I’ve learned this morning (May 9, 2014) from his friend and co-author Ed Berger that trumpeter and jazz pioneer Joe Wilder has died. He leaves a huge hole in the world.
There was a flurry of false information back in February, and I spread what was erroneous bad news, but now it is sadly true.
Joe was not only a shining example to other musicians; he shone for us all. He was a gentleman in the way the word is no longer used: someone whose concern for his fellow human beings was strong. He expected men and women to treat each other kindly — he did this as a matter of course — and he was shocked when it didn’t happen.
He was the very model of grace — and I mean a quality that goes beyond simple politeness.
We met first at an outdoor concert in 1981 where I took some photographs of the band. Later, through a fan of Joe’s, I obtained his address (this was perhaps ten years later) and we entered into correspondence about the photos and some tapes of him he had not heard.
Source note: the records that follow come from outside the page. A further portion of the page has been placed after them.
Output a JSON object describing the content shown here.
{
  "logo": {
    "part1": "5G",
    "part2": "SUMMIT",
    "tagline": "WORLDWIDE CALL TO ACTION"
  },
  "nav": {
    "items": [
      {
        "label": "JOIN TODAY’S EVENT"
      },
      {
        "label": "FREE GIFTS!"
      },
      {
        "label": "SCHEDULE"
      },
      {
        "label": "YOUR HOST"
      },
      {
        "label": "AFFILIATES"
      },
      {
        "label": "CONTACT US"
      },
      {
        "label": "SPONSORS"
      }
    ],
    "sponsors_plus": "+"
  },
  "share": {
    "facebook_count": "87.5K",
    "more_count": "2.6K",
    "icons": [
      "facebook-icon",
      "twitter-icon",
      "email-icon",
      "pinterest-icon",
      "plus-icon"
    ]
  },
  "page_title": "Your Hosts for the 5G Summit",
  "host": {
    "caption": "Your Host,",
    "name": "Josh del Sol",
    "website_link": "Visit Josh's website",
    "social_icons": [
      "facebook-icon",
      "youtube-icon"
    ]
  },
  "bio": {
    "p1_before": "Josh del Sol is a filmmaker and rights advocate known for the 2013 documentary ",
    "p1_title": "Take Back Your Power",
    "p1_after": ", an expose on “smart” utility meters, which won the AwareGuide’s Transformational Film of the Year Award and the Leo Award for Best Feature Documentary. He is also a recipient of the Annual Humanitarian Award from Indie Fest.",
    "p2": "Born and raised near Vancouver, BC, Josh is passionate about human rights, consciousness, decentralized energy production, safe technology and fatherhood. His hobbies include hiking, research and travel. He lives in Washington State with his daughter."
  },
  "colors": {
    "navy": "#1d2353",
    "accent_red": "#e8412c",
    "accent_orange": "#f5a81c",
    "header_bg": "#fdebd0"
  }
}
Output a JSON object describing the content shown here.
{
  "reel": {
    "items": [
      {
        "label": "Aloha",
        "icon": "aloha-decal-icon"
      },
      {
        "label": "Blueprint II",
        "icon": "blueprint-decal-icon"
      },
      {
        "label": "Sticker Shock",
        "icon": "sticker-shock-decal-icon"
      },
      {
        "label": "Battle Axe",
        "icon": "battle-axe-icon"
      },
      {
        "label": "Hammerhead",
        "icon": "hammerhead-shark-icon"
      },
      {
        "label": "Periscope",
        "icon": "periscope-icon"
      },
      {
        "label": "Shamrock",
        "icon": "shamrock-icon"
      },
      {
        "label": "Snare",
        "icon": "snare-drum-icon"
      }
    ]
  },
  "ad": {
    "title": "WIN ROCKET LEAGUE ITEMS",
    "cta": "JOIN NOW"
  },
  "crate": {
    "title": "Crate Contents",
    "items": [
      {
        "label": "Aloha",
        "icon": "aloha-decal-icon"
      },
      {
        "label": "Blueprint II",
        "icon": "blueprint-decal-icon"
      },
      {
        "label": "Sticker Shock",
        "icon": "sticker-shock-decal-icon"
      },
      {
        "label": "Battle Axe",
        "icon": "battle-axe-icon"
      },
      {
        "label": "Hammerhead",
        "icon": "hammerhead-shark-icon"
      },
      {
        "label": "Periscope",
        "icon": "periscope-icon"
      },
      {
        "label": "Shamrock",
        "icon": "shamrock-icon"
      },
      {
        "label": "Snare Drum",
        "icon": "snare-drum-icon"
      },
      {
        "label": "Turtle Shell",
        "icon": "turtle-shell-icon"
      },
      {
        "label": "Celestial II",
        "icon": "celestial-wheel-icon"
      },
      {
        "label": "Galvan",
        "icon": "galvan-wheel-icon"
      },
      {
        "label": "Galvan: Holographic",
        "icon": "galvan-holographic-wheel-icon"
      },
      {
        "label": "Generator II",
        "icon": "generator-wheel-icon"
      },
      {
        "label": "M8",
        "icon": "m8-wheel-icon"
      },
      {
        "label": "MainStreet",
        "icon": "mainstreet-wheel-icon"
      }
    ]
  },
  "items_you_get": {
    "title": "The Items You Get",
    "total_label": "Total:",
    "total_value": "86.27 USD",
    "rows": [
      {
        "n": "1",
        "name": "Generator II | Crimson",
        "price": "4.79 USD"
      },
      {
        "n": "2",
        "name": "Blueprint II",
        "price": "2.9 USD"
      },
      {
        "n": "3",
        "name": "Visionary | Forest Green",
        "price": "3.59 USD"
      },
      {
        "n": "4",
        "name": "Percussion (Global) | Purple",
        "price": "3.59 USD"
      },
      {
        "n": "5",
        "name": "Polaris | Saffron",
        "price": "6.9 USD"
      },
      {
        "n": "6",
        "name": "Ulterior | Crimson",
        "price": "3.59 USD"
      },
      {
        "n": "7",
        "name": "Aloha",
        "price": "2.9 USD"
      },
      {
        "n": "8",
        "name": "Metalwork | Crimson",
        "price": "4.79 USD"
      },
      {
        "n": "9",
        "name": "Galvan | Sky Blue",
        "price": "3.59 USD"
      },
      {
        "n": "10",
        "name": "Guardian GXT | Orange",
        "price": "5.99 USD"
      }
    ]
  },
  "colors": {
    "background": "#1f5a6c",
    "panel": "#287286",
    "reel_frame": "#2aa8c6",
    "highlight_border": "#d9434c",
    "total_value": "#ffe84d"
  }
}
Those letters were precious documents — evidence of how that gentle man faced even the most mundane things. Later, when I had the privilege of meeting him in person, his kindness and good humor was immense: the Beloved and I cherish a chance meeting with him on the street outside Birdland, where our collective delight was memorable. We weren’t simply thrilled to meet Joe Wilder — let me make this clear — he made us feel as if we were his dearest friends, and the memory of that chance encounter warms me now.
I will let others tell Joe’s stories — a particular friend, Ed Berger, has done and will continue to do that, superbly here. And happily Joe lived long enough to celebrate his ninety-second birthday among friends and to see that book published.
Instead, I will present some of his music that I was fortunate enough to capture. Joe lives on in our memory, not only for his brilliant warm sound, his elegant capers on trumpet and fluegelhorn, but as a model of how to live: with kindness, compassion, awareness, and amusement. These videos are from 2010, late in his playing career.
and here is an early masterpiece:
Thank you, Mr. Wilder, for being. You came to us on February 22, 1922, and gave generously of your self every day. I write these words with sorrow and send love to your family. But I think of you with joy.
And Joe was far too modest a man to present himself as a model of how others should behave, but I think if we had him in our thoughts as an embodiment of loving action, he wouldn’t mind.
May your happiness increase!